- a flag-lowering ceremony held at sunset on a military post.
- the bugle call or drumbeat played at this ceremony.
verb (used without object)
Origin of retreat
Synonyms for retreat
Antonyms for retreat
verb (mainly intr)
- a withdrawal or retirement in the face of the enemy
- a bugle call signifying withdrawal or retirement, esp (formerly) to within a defended fortification
Word Origin for retreat
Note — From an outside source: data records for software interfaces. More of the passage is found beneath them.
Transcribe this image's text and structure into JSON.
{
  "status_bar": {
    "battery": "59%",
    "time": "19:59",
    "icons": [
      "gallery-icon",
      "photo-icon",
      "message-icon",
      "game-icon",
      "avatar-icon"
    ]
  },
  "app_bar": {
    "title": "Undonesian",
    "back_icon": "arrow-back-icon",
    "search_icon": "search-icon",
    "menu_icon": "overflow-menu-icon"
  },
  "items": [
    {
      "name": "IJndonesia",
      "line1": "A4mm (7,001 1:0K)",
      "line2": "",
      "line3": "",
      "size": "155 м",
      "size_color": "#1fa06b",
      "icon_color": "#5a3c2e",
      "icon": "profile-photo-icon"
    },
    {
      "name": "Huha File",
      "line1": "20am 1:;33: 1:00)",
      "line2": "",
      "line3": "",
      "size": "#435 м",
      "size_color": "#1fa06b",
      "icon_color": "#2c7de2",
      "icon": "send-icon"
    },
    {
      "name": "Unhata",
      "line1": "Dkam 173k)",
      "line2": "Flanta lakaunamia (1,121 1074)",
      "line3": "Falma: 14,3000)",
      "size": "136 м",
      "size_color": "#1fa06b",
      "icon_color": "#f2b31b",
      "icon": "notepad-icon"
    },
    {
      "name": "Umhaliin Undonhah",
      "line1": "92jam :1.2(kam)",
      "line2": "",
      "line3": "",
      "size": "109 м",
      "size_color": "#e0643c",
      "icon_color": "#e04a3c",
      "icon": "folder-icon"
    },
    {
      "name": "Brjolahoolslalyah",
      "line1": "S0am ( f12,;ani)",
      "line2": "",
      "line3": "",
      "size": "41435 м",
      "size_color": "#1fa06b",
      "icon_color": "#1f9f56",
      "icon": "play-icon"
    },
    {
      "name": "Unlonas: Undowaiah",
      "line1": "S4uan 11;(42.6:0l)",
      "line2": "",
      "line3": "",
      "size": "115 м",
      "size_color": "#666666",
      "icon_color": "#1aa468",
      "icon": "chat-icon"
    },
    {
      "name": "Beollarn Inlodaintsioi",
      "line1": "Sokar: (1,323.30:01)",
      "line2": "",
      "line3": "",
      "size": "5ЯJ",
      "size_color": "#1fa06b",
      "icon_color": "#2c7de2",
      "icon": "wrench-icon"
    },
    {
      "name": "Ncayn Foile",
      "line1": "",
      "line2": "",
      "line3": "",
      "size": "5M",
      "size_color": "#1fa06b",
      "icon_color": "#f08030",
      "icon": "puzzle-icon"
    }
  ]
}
c.1300, "a step backward;" late 14c., "act of retiring or withdrawing; military signal for retiring from action or exercise," from Old French retret, noun use of past participle of retrere "draw back," from Latin retrahere "draw back, withdraw, call back," from re- "back" (see re-) + trahere "to draw" (see tract (n.1)). Meaning "place of seclusion" is from early 15c.; sense of "establishment for mentally ill persons" is from 1797. Meaning "period of retirement for religious self-examination" is from 1756.
early 15c., "to draw in, draw back, leave the extremities," from retreat (n.) and in part from Old French retret, past participle of retrere. Meaning "to fall back from battle" is mid-15c. Related: Retreated; retreating.
beat a retreat
Also, beat a hasty retreat. Reverse course or withdraw, usually quickly. For example, I really don't want to run into Jeff—let's beat a retreat. This term originally (1300s) referred to the military practice of sounding drums to call back troops. Today it is used only figuratively, as in the example above.
see beat a retreat.